Chemical structure

More branching

Less branching, more linear


Low crystallinity, and therefore more flexible

High crystallinity, which makes it tougher and more rigid

Heat resistance

Drastic decrease in density when subjected beyond room temperature

Able to withstand more than 100 °C

Chemical resistance

Resistant to most alcohols, acids, and alkalis; low resistance to oxidising agents and selected hydrocarbons

Superior resistance to solvents, alcohols, acids, and alkalis; low resistance to most hydrocarbons


Relatively increased impact strength in cold conditions

High tensile and specific strength


High, due to amorphous condition

Low, due to increased level of crystallinity

Maximum allowable stress at 20 °C

6–17 MPa

14–32 MPa

Pros and cons of using LDPE and HDPE

While both materials have their respective benefits, they also carry with them a number of disadvantages.


Advantages: Wide variety of uses, low cost, resistant to acids and bases, easy to process and mould, good electrical insulation, waterproof property, may be processed as transparent.

Disadvantages: More prone to crack stress, not useful in extremely high or low temperatures, high permeability to carbon dioxide and other gases, little to no UV resistance.


Advantages: Wide variety of uses, high tensile strength, low cost, able to resist low temperature, waterproof property, relatively strong and stiff, good electrical insulation.

Disadvantages: May crack under stress, higher risk of mould shrinking, little to no UV resistance.

How LDPE and HDPE are produced and processed

LDPE production

LDPE is made through either a stirred autoclave or tubular reactor. Its general manufacture involves the compression of ethylene gas, polymerisation using an initiator, and gas separation.

HDPE production

Most HDPE materials are produced by either slurry polymerisation or gas phase polymerisation. The process starts with polymerisation from a solution of ethylene monomers, followed by separation and drying.


Once produced, the thermoplastic material may be processed for consumer or industrial use by the following methods:

Injection moulding: This rapid process converts LDPE and HDPE pellets or granules into custom shapes and sizes defined by the mould. The thermoplastic pellets are sent to a hot barrel, from which the materials are melted through a screw barrel and heater bands. The molten plastic is then injected to a pre-configured mould cavity, which also cools down the material. After solidifying, the plastic material is ejected out of the moulding machine.

Extrusion: Similar to injection moulding, this also makes use of heat to melt the plastic granules. The difference comes at the final section of the machine – in this case, the melted plastic goes through a pre-designed opening and is then cooled down to solidify.
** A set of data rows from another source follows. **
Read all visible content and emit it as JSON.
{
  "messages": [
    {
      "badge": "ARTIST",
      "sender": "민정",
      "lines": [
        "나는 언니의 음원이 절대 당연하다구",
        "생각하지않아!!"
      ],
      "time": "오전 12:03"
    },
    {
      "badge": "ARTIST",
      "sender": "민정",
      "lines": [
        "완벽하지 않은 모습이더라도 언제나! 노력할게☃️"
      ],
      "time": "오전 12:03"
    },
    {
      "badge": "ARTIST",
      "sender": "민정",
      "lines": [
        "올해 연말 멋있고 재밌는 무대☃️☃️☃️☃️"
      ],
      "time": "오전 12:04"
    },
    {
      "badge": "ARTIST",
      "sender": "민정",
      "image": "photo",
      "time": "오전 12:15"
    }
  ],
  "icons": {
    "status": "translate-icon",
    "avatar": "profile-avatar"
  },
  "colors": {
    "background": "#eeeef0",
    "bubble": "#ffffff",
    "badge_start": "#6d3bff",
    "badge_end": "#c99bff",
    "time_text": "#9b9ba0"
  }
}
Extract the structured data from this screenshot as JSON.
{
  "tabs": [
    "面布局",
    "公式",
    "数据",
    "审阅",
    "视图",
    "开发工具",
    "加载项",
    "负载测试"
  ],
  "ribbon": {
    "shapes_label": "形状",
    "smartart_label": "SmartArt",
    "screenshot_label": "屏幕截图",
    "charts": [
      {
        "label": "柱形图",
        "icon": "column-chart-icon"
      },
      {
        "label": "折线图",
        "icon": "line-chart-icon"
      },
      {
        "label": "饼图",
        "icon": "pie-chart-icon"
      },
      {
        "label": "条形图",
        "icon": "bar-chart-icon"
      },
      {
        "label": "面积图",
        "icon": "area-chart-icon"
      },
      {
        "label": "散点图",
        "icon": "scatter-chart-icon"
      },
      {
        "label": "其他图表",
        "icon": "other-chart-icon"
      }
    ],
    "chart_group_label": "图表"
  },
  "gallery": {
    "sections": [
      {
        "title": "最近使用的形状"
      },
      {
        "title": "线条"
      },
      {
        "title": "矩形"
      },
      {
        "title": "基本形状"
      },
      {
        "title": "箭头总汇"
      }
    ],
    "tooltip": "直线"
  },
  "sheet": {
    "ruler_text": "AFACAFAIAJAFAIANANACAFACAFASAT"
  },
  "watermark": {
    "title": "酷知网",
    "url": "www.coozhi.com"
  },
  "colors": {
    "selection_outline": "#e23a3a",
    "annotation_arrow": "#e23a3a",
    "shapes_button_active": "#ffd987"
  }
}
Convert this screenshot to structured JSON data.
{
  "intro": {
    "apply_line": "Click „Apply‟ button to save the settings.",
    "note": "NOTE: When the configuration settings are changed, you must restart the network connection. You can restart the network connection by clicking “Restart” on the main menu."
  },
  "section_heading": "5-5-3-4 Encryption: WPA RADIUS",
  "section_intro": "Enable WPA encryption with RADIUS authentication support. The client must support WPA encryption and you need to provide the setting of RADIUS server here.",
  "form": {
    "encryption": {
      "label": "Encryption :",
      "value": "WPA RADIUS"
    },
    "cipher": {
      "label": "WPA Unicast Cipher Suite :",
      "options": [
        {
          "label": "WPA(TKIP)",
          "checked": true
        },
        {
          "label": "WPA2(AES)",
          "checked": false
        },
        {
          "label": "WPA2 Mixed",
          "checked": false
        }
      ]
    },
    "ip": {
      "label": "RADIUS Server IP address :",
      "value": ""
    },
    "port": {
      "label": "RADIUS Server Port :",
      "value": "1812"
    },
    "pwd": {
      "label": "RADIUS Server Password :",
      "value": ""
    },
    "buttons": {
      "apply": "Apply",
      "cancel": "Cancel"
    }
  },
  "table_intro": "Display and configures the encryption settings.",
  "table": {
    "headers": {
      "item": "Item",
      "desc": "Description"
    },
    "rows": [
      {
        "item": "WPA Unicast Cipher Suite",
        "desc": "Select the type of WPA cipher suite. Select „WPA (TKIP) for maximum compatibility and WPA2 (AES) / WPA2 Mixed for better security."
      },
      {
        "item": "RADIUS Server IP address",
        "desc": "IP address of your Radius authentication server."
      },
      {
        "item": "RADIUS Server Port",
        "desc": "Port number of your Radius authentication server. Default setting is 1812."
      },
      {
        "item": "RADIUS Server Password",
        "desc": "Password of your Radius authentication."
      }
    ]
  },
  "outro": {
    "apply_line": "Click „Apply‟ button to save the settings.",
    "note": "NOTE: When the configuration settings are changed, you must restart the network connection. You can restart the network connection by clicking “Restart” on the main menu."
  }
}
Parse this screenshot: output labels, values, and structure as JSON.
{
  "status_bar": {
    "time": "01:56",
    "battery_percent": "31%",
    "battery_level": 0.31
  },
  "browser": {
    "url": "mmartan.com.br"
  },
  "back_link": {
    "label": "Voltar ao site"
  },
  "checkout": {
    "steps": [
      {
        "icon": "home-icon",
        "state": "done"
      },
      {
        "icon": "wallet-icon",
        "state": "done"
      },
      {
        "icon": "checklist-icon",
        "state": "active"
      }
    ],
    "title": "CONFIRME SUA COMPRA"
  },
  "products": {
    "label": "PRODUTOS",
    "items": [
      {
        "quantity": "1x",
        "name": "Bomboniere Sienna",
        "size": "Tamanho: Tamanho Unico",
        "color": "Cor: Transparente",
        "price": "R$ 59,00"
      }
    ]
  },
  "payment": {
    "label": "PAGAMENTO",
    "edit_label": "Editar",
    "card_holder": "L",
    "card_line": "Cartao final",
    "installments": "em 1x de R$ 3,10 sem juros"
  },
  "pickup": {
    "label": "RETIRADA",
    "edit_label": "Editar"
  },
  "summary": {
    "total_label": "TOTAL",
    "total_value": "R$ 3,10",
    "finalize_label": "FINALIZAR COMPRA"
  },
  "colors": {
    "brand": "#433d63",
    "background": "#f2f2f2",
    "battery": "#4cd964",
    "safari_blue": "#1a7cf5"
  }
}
Blow moulding: This type of processing is usually carried out to manufacture hollow-shaped plastic goods. Instead of injecting the molten plastic, the process uses compressed air to blow the material into the mould.